» **RECORDS FOR THIS TASK**

[Start of section]

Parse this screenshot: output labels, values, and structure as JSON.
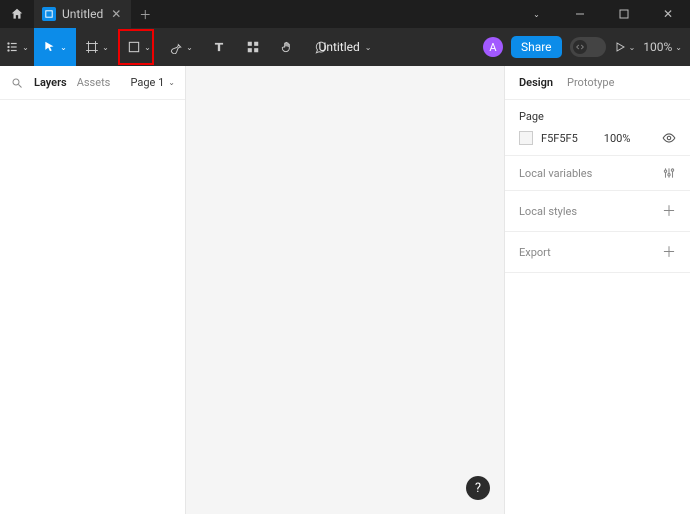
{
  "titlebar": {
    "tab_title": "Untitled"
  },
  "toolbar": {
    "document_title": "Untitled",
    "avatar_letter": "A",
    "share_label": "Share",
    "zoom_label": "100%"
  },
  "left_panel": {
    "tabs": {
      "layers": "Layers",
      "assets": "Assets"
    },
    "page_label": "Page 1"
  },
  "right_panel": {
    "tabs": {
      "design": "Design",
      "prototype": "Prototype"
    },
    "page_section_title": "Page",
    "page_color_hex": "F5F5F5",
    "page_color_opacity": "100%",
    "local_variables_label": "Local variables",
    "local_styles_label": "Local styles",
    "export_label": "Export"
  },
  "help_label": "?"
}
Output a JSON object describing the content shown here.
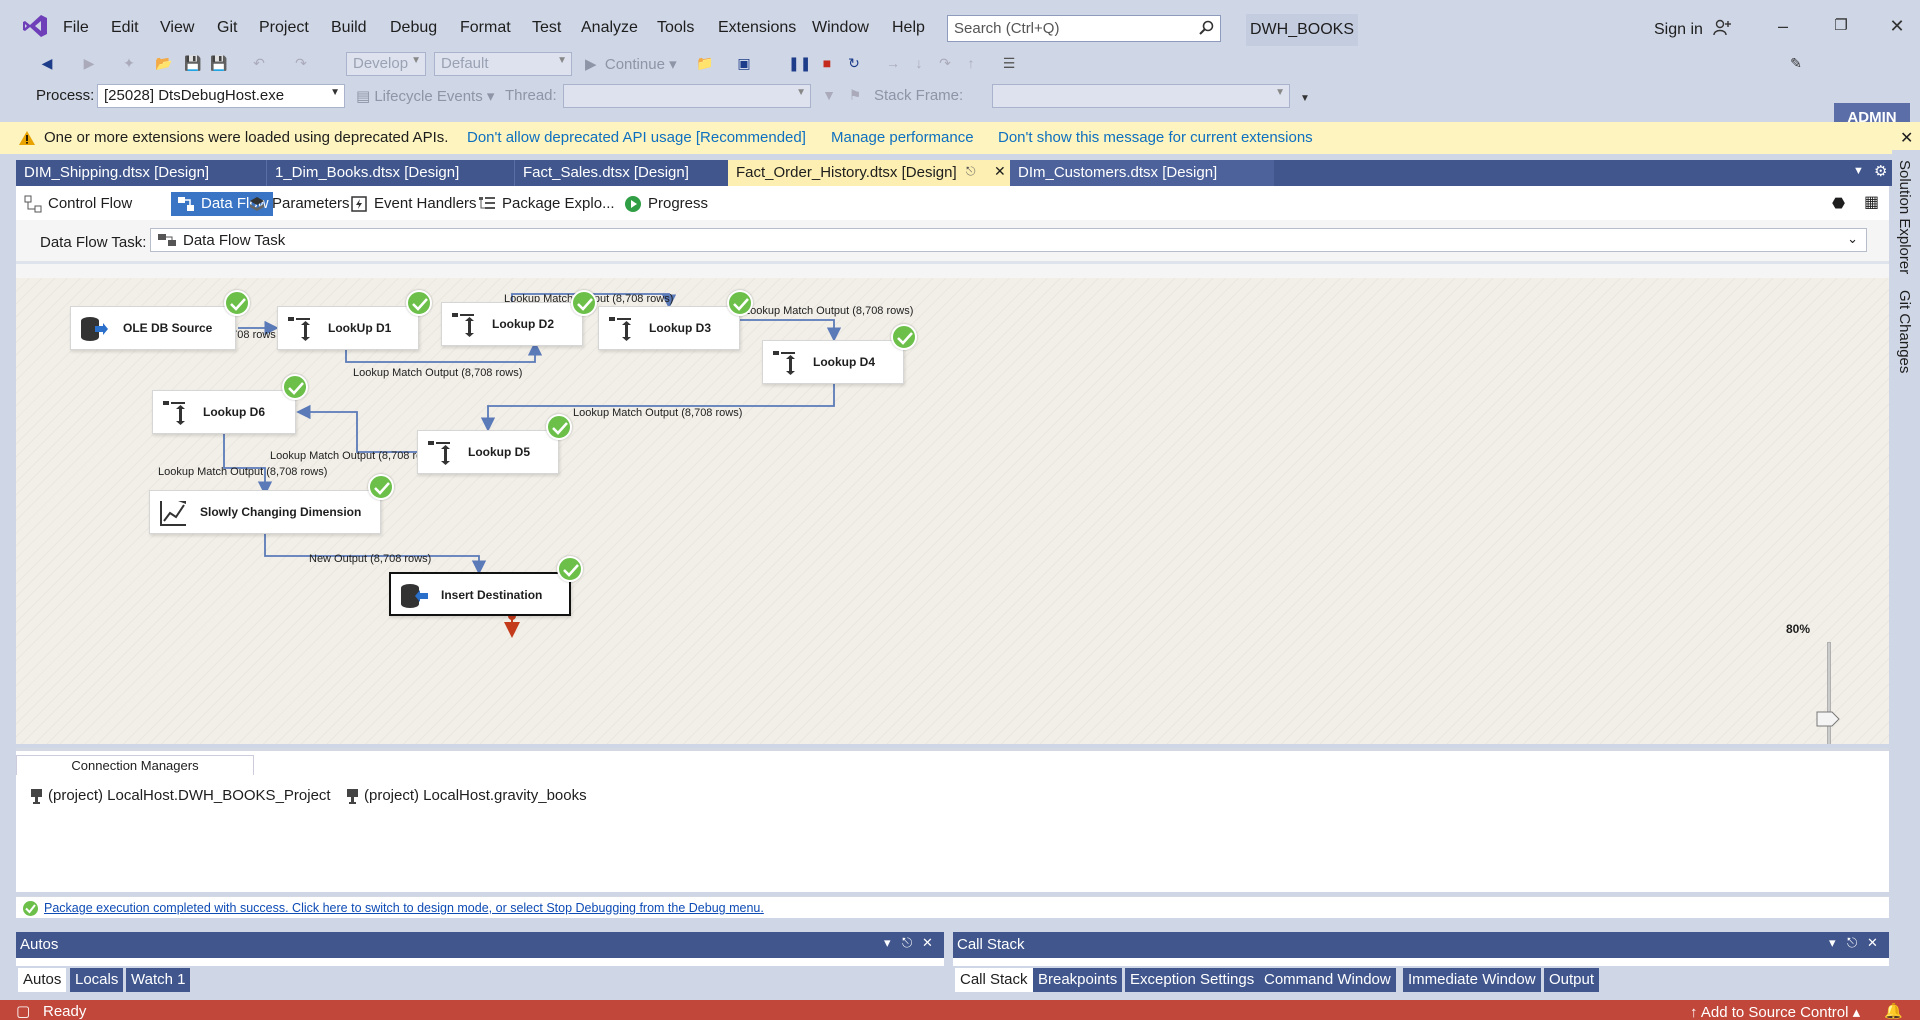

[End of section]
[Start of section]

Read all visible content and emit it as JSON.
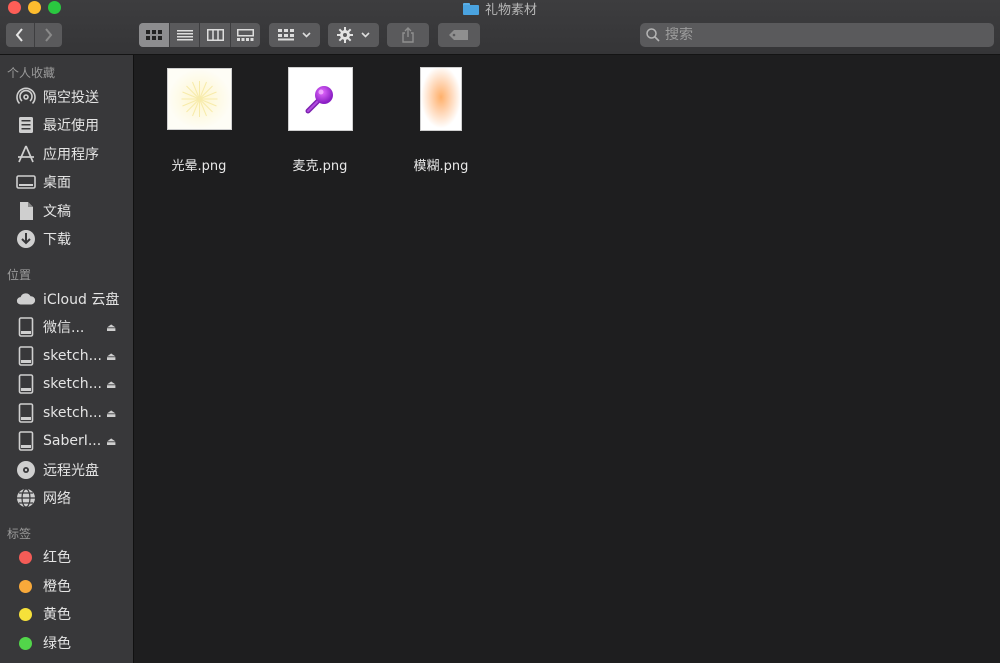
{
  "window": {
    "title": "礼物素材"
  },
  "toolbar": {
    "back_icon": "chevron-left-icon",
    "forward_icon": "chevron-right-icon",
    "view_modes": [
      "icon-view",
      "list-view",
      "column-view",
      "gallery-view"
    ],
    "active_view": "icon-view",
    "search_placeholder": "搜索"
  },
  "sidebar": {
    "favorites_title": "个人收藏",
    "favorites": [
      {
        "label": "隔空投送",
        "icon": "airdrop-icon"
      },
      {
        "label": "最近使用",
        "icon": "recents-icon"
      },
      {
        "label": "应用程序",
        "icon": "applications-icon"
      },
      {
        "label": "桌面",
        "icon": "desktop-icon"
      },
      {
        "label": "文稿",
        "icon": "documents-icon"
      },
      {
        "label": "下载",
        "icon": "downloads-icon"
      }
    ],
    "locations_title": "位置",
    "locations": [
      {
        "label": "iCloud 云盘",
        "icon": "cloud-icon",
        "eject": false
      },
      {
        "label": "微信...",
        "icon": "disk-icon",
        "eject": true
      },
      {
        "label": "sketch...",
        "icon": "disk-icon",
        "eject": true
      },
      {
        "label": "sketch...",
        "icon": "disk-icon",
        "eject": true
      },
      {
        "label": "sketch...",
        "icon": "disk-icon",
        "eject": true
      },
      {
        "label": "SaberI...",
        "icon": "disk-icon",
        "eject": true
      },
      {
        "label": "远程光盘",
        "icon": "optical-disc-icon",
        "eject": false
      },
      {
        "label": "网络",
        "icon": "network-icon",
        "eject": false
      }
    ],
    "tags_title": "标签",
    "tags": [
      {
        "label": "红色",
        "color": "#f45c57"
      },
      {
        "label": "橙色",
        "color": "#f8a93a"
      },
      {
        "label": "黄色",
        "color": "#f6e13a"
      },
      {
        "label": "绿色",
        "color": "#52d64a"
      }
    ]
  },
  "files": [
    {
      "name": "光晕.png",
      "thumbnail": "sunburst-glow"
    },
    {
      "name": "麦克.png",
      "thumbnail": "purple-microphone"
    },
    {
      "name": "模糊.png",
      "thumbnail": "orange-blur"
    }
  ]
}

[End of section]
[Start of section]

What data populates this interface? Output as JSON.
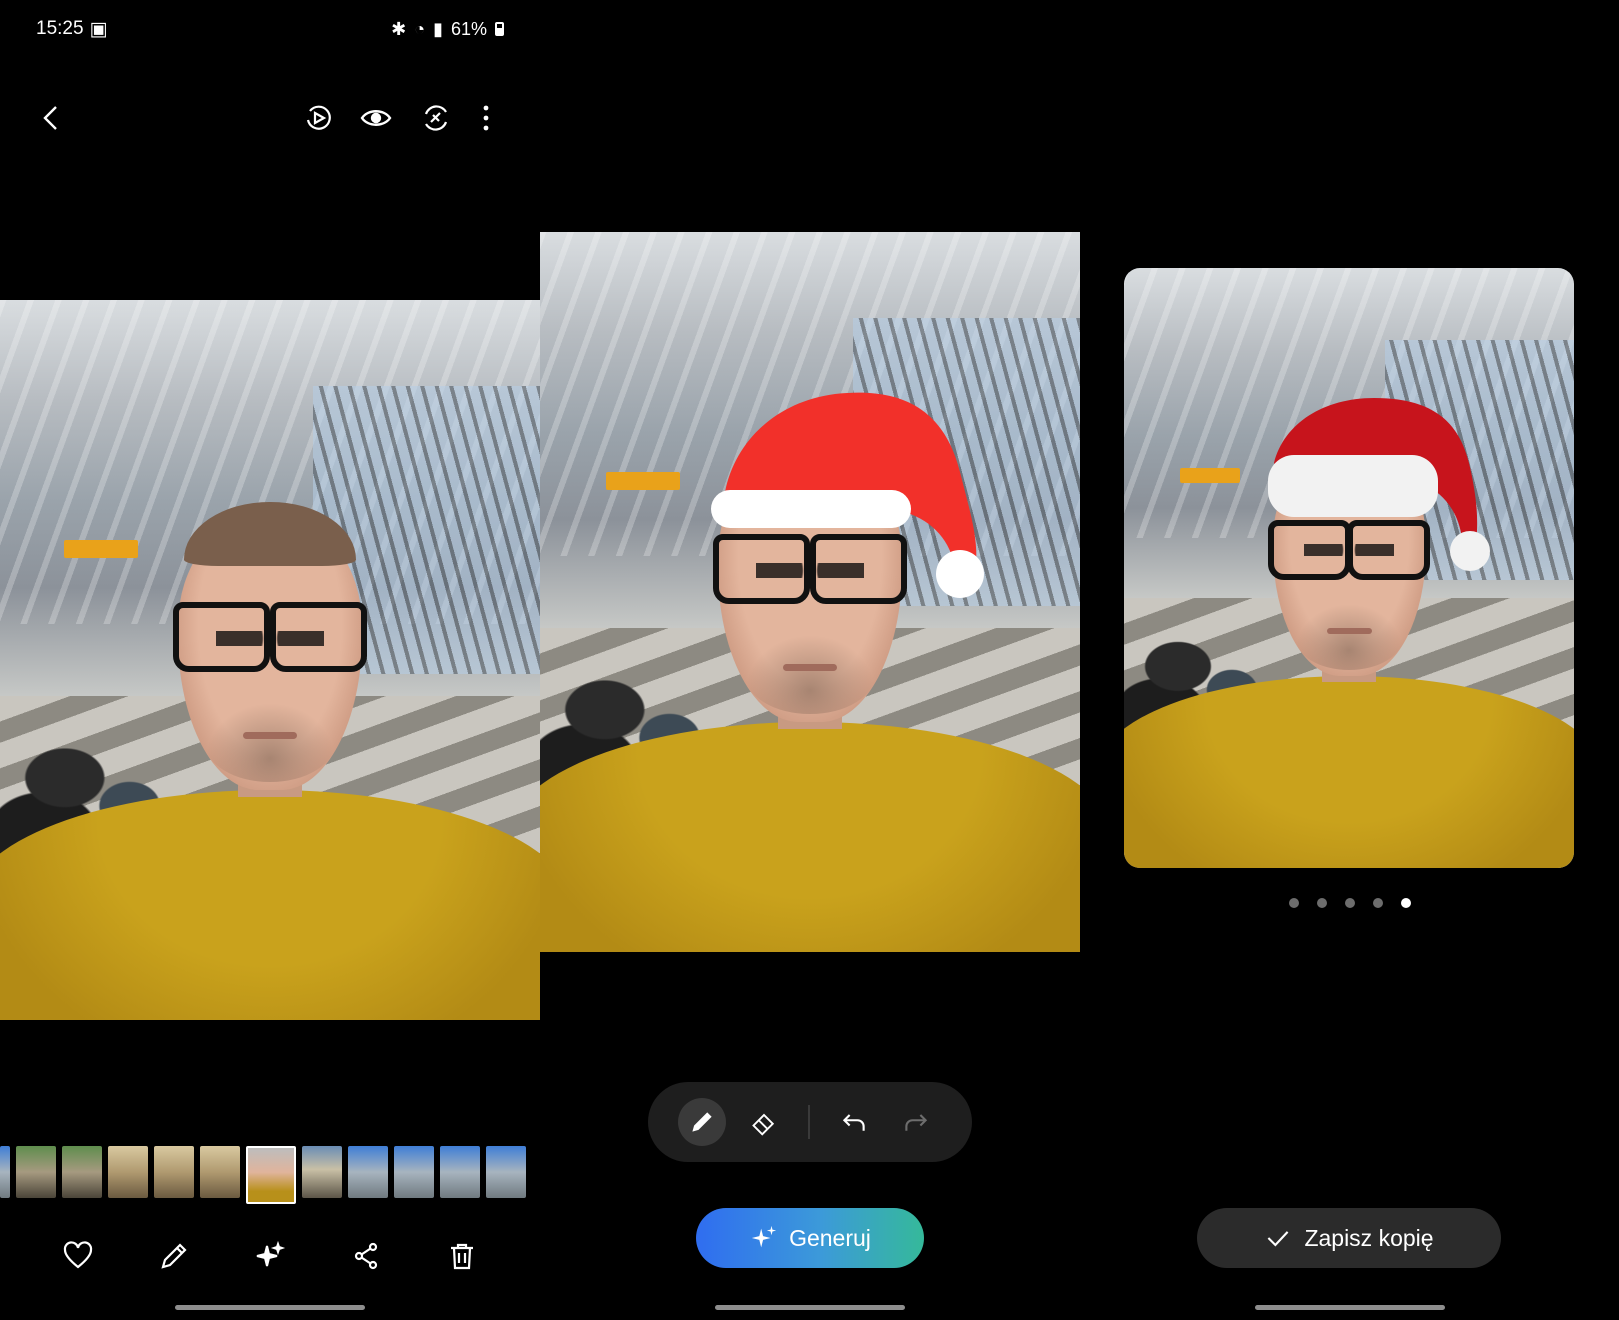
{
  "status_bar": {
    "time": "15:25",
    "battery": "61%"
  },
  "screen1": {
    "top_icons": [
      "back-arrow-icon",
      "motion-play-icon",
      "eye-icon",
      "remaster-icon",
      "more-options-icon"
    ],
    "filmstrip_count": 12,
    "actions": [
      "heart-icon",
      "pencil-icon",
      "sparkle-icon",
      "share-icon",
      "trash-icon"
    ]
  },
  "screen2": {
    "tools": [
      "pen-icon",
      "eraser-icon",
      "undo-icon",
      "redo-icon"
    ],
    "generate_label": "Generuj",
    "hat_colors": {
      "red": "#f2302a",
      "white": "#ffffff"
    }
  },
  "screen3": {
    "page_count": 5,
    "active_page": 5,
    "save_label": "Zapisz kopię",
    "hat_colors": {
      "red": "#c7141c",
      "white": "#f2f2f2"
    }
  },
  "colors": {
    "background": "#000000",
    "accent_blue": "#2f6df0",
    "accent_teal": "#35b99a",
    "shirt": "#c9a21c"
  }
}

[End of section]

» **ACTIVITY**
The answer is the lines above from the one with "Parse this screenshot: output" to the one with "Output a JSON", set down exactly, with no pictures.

» **SOLUTION FOR THIS EXERCISE**
Parse this screenshot: output labels, values, and structure as JSON.
{
  "titlebar": {
    "tab_title": "Untitled"
  },
  "toolbar": {
    "document_title": "Untitled",
    "avatar_letter": "A",
    "share_label": "Share",
    "zoom_label": "100%"
  },
  "left_panel": {
    "tabs": {
      "layers": "Layers",
      "assets": "Assets"
    },
    "page_label": "Page 1"
  },
  "right_panel": {
    "tabs": {
      "design": "Design",
      "prototype": "Prototype"
    },
    "page_section_title": "Page",
    "page_color_hex": "F5F5F5",
    "page_color_opacity": "100%",
    "local_variables_label": "Local variables",
    "local_styles_label": "Local styles",
    "export_label": "Export"
  },
  "help_label": "?"
}
Output a JSON object describing the content shown here.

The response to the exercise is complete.